1/2 tsp of turmeric
3 springs of curry leaves
salt to taste
4 Tbs of coconut or vegetable oil
1/2 cup grated dry unsweetened coconut
4 chopped shallots
1/2 tsp of fennel seed
2 serrano chilies chopped
Here's What To Do:
Rinse the shrimps and sprinkle them with
1/2 tsp of the kashmiri chili
1/4 tsp of turmeric
1/2 tsp of salt
Set them aside for 15 minutes
Chop the onions , curry leaves (if you have them.)
Heat 2 Tbs of oil and saute them starting with the onions first, then the chili, then the curry leaves
When the onions have cooked and are soft add in the chopped tomato and the spices.
Put a lid on things and let them cook at a low temperature for about 5 minutes.
What you want is for the tomatoes to soften.
Add a bit of salt
Add a bit of oil if you need it.
Keep sauteeing until the whole mixture is cooked together
Set the mixture aside.
In another pan heat the shrimp.
Let them cook in their own juice. Add the rest of the oil and fry them for a minute or two.
Chop the shrimp roughly.
Add the shrimp to the pan with the tomato mixture and heat everything together and set it aside.
Heat a cast iron pan and when it's hot, dry roast the grated coconut, the shallots, the fennel seeds and the chopped green chilies.
Stir it all around and toast the mixture until the coconut browns lightly and the spices are fragrant.
Put this dry mixture into a food processor or grinder and grind it up. Do NOT add water.
Add the dried coconut mix to the shrimp and tomato mixture and stir everything together.
Your filling is ready.
How To Make The Bao:
Prepare a large steamer over a pan of water. I use a bamboo steamer. I have a huge, 2 tier one that I bought at a Thai market for about 10 bucks. They can also be purchased online.
Cut out a bunch of little squares of parchment paper. The bao will sit on these in the steamer as they cook.
Put the risen dough down on a lightly floured surface. Pat it down until it's a thick round disc. Cut it in half. Keep the part you're not immediately working with covered so that it doesn't dry out.
Take the half you are working with and roll it into a log about 1 foot long.
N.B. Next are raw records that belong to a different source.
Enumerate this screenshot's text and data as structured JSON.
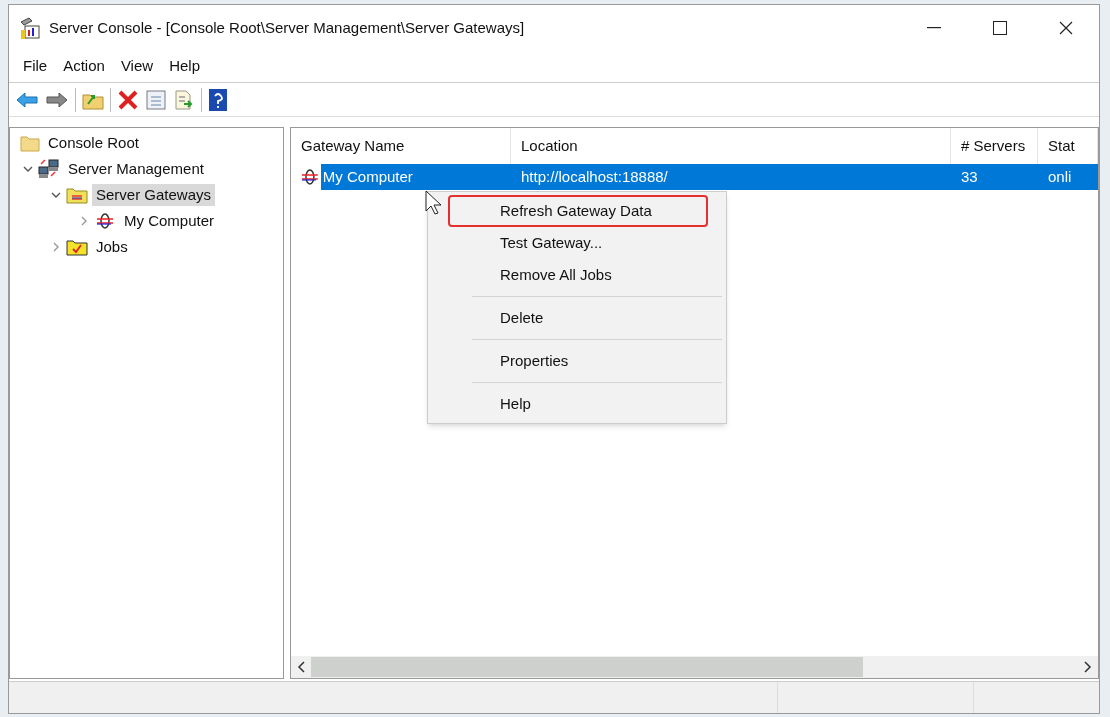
{
  "window": {
    "title": "Server Console - [Console Root\\Server Management\\Server Gateways]"
  },
  "menu_bar": [
    "File",
    "Action",
    "View",
    "Help"
  ],
  "tree": [
    {
      "label": "Console Root",
      "kind": "folder",
      "selected": false,
      "children": [
        {
          "label": "Server Management",
          "kind": "servers",
          "expanded": true,
          "selected": false,
          "children": [
            {
              "label": "Server Gateways",
              "kind": "gateways",
              "expanded": true,
              "selected": true,
              "children": [
                {
                  "label": "My Computer",
                  "kind": "gateway",
                  "expanded": false,
                  "selected": false
                }
              ]
            },
            {
              "label": "Jobs",
              "kind": "jobs",
              "expanded": false,
              "selected": false
            }
          ]
        }
      ]
    }
  ],
  "list": {
    "columns": [
      "Gateway Name",
      "Location",
      "# Servers",
      "Stat"
    ],
    "rows": [
      {
        "cells": [
          "My Computer",
          "http://localhost:18888/",
          "33",
          "onli"
        ],
        "selected": true
      }
    ]
  },
  "context_menu": {
    "items": [
      {
        "label": "Refresh Gateway Data",
        "outlined": true,
        "separator_before": false
      },
      {
        "label": "Test Gateway...",
        "outlined": false,
        "separator_before": false
      },
      {
        "label": "Remove All Jobs",
        "outlined": false,
        "separator_before": false
      },
      {
        "label": "Delete",
        "outlined": false,
        "separator_before": true
      },
      {
        "label": "Properties",
        "outlined": false,
        "separator_before": true
      },
      {
        "label": "Help",
        "outlined": false,
        "separator_before": true
      }
    ]
  }
}
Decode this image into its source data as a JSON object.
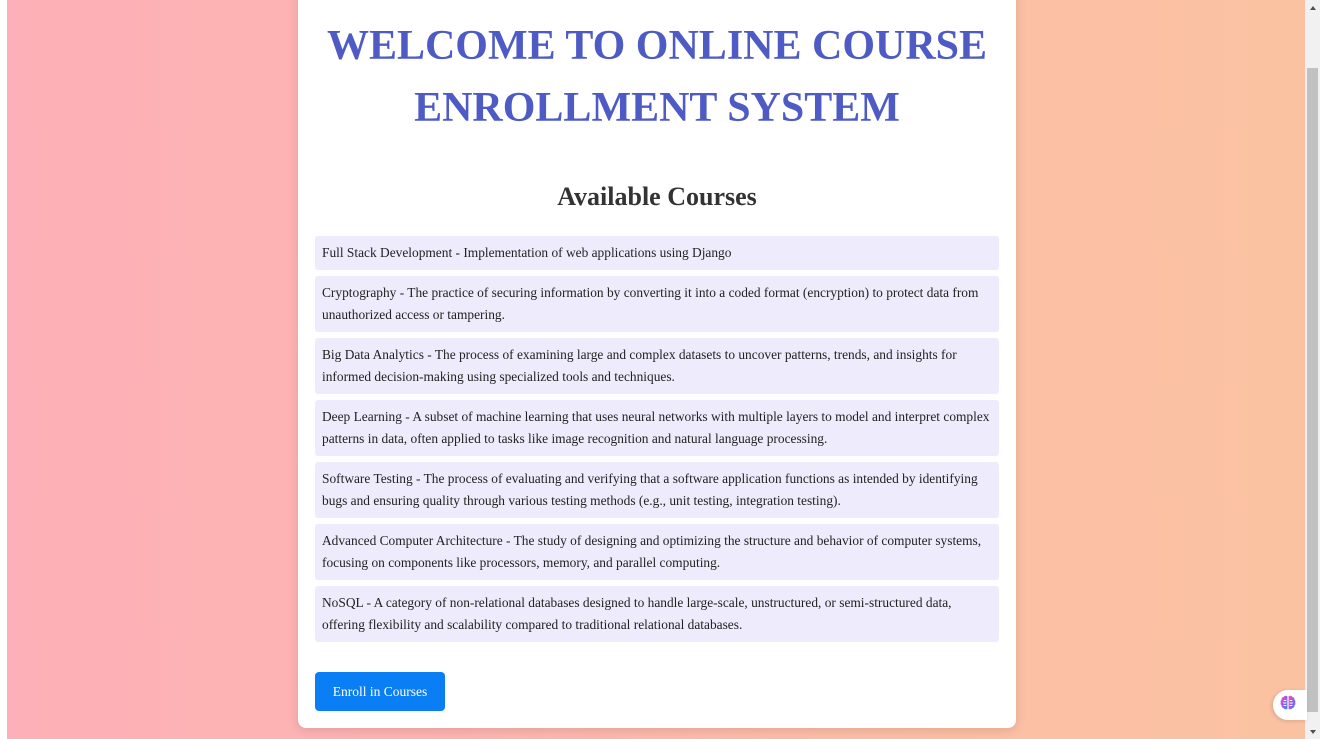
{
  "header": {
    "title": "WELCOME TO ONLINE COURSE ENROLLMENT SYSTEM"
  },
  "courses": {
    "heading": "Available Courses",
    "items": [
      "Full Stack Development - Implementation of web applications using Django",
      "Cryptography - The practice of securing information by converting it into a coded format (encryption) to protect data from unauthorized access or tampering.",
      "Big Data Analytics - The process of examining large and complex datasets to uncover patterns, trends, and insights for informed decision-making using specialized tools and techniques.",
      "Deep Learning - A subset of machine learning that uses neural networks with multiple layers to model and interpret complex patterns in data, often applied to tasks like image recognition and natural language processing.",
      "Software Testing - The process of evaluating and verifying that a software application functions as intended by identifying bugs and ensuring quality through various testing methods (e.g., unit testing, integration testing).",
      "Advanced Computer Architecture - The study of designing and optimizing the structure and behavior of computer systems, focusing on components like processors, memory, and parallel computing.",
      "NoSQL - A category of non-relational databases designed to handle large-scale, unstructured, or semi-structured data, offering flexibility and scalability compared to traditional relational databases."
    ]
  },
  "actions": {
    "enroll_label": "Enroll in Courses"
  },
  "colors": {
    "title": "#4e5bc4",
    "item_bg": "#eeecfc",
    "button": "#0a7ef5",
    "bg_left": "#fdb0b7",
    "bg_right": "#fbc2a2"
  },
  "icons": {
    "assistant": "brain-icon"
  }
}
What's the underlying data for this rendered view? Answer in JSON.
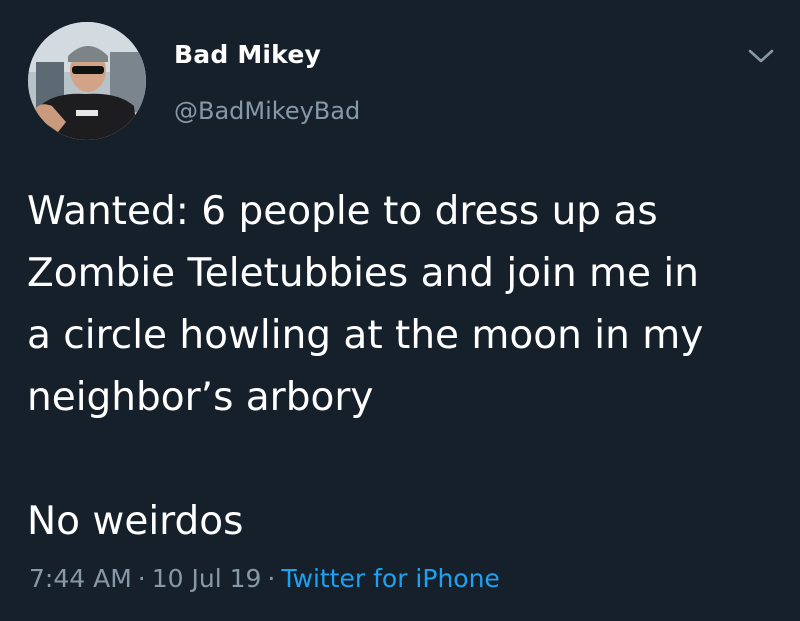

Cut it into about 8 even pieces.
I used an Indian dowel-shaped rolling pin and rolled out each of the little chunks of bao dough. The idea is to keep the dough thick in the center (the bottom of the bao) but thinner at the sides.
When the dough round is rolled out place it cupped in your lightly floured palm.
Place a few teaspoons of the cooled filling in the center of the dough and then fold the sides in around it.
Take them out of the steamer and cool them for 5 minutes of a wire rack.
I served them with a Gujarati salad of cabbage , carrots and peanuts I also offered Crispy Bitter Melon Chips which btw are fabulous with beer. So, will I be making bao again? You betcha!
They were delicious, and this time I didn't eat the little paper doily. Since I discovered it's so easy to make the dough, I'm going to be perfecting my bao-making skills and trying out a variety of fillings. I also just found out the The Hang Ah Tea Room has opened a North Bay branch in Santa Rosa. I'm definitely going to try it out, but it's nice to know that dim sum can also be available in one's very own kitchen without the 50 mile round trip.
Coming up next more tricks with those stars of the Winter Vegetable World, Turnips! Follow along on Twitter @kathygori